Students find community and collaboration in underground music scene

Photo courtesy of Maryse Bombito | Temple junior Jhefferson Blunt found support and community in the underground music scene at Baylor, a group he says challenges one another to improve their art.

Lindsey Reynolds | Reporter

He sat there bobbing his head up and down and strumming his fingers on the table next to a giant pad of paper. It was adorned with hieroglyphic-looking scribbles that, to an onlooker, seemed to have no order or purpose. However, far from meaningless, these scribbles were the highly poetic thoughts of an artist with a purpose.

Temple junior Jhefferson Blunt, who’s stage name is “Judah,” is not only a corporate communications major on the pre-law track, but also an audio engineer and rapper in Baylor’s underground music scene—a community of artists that unite in efforts to support, improve and promote each other’s art.

“All of us, in one way or another, have stepped in foot in each other’s artistic lives,” said Blunt. “I feel like because of that, we are able to propel not only ourselves, but one another a little bit further.”

This growing community of Baylor students represents a deepening network of musicians, writers, visual artists, poets, songwriters, rappers, singers, spoken-word poets, audio engineers, videographers, photographers and graphic designers. They are not an official Baylor organization. Rather, these students are united independently by one thing: self-expression.

Baylor alumnus Ejay Mallard, a 2018 graduate in computer science, is a singer and songwriter from California. He was one of the prominent advocates for the new recording studios on the garden level of Moody Library.

“Baylor has done some things to advocate for the underground music scene here,” Mallard said. “One of the main things was the recording studio in Moody. The recording studios have given many of Baylor’s underground artists the tools needed to create anywhere from a single song to a full album.”

The studio in Moody is also a place to network. Many times two artists will meet while they are in the studio area. One may be a part of the underground music community, while the other completely unaware, thus expanding the reach of this community.

“There’s definitely a huge underground music scene at Baylor,” said Mallard. “I think there’s a lot of talent here that goes unrecognized, and I’ve been very blessed to be surrounded with some dope people.”

Although not formally recognized by Baylor as an organization, these students impact the community around them. Many members are a part of other groups, such as Greek organizations, Baylor athletics, choirs, church worship teams and other student associations.

Both Blunt and Mallard said they have received invaluable feedback and advice from their fellow artists in the community. The advice is often times very specific, suggesting that the artist pitch up a drum or fix the cadence when he or she is off by a syllable.
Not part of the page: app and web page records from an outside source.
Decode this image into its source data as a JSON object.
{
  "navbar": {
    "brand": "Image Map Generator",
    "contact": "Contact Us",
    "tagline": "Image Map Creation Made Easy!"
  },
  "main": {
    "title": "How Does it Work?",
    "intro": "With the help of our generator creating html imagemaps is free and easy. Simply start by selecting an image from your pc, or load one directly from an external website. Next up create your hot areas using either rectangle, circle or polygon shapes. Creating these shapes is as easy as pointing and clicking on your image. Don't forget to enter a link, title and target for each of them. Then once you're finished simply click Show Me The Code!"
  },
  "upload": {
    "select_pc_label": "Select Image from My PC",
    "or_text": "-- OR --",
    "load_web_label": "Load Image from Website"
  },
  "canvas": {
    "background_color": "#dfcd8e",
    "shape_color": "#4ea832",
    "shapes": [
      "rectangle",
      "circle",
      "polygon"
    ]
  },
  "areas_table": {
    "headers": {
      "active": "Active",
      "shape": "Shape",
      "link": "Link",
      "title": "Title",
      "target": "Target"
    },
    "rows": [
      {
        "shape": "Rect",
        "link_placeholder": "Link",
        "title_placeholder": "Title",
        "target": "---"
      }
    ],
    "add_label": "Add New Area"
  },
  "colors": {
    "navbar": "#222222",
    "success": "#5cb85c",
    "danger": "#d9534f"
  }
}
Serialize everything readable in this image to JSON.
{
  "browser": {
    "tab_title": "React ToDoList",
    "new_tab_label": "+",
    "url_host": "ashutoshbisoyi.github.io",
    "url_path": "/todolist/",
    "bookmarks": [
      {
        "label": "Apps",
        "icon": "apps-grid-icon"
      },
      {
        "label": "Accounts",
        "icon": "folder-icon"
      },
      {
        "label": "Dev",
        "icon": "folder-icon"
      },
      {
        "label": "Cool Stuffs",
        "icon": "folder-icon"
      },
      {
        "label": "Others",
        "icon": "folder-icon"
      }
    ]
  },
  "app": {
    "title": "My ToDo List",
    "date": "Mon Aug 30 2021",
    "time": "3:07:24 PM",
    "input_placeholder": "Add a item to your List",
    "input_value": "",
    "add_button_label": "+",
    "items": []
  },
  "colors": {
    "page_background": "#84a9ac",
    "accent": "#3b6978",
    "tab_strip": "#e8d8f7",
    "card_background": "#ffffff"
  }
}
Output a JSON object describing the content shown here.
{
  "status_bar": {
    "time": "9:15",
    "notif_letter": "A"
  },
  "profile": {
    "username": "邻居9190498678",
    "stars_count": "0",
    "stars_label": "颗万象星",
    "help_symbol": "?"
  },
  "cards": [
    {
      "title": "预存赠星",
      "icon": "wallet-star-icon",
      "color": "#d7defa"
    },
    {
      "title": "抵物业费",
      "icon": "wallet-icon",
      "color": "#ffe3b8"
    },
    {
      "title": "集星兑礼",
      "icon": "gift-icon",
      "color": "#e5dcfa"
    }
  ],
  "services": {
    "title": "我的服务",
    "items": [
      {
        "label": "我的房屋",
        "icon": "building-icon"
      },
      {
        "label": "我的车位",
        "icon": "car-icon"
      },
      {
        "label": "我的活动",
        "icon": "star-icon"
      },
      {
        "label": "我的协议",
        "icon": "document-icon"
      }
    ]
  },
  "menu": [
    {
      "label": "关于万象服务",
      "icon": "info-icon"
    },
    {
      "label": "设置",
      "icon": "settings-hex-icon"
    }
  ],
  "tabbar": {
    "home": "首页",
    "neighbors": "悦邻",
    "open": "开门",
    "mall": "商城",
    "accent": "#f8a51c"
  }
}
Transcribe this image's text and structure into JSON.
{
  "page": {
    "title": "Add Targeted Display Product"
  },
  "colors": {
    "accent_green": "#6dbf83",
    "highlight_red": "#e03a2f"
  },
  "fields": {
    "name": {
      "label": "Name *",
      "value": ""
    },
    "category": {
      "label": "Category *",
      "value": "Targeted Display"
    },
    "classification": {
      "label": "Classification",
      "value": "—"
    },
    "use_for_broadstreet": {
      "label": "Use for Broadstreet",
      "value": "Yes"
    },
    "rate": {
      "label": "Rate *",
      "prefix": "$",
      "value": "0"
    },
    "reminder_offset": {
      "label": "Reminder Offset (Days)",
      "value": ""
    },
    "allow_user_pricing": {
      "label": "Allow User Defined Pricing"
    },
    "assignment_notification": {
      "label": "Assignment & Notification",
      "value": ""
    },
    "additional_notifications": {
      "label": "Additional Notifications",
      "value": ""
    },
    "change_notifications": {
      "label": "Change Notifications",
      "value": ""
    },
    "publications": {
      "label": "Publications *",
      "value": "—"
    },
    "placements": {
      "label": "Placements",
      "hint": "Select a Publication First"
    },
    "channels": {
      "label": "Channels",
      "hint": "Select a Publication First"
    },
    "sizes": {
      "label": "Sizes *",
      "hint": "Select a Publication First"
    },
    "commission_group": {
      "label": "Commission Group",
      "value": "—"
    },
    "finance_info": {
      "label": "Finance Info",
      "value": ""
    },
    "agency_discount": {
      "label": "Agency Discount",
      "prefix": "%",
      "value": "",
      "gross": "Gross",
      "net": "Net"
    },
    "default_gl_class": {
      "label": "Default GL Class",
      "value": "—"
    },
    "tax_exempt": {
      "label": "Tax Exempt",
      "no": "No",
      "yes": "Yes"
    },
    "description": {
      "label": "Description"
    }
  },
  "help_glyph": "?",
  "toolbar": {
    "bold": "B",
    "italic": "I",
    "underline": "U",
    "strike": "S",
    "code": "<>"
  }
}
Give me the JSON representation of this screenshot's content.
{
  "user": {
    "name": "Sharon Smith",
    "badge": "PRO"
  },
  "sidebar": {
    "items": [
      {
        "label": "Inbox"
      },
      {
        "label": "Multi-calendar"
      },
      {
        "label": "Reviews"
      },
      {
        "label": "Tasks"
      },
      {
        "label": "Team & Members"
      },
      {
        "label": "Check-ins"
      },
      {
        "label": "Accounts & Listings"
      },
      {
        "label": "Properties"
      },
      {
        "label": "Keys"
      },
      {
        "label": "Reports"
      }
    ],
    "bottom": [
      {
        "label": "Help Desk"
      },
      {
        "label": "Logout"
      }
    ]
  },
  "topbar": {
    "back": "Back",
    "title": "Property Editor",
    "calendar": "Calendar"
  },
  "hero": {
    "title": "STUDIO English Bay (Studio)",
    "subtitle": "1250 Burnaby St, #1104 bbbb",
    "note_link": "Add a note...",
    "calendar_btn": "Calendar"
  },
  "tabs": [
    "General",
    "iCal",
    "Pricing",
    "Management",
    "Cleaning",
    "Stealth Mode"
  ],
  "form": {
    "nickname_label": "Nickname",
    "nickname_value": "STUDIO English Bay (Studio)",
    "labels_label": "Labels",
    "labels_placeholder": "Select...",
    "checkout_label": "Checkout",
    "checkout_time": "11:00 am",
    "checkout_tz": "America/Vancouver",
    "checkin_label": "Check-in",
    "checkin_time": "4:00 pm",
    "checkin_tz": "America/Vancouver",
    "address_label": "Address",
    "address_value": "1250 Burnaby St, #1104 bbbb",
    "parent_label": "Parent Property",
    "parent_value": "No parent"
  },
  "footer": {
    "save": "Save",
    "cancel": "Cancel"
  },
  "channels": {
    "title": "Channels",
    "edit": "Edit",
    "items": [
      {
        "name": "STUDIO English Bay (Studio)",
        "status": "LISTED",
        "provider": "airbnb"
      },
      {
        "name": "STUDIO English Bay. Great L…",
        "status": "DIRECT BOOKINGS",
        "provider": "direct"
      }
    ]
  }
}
Because this community has cultivated a trust in each other’s creative discretion, it is a safe place for the artists to exchange ideas, gain support and refine their art through constructive criticism.

“I’m so thankful for the people I have met in this community,” Blunt said, “they validate this dream I have to pursue music as a career.”

You can find Mallard’s music on Spotify and SoundCloud at Ejay Mallard and Blunt’s music on SoundCloud at Judah.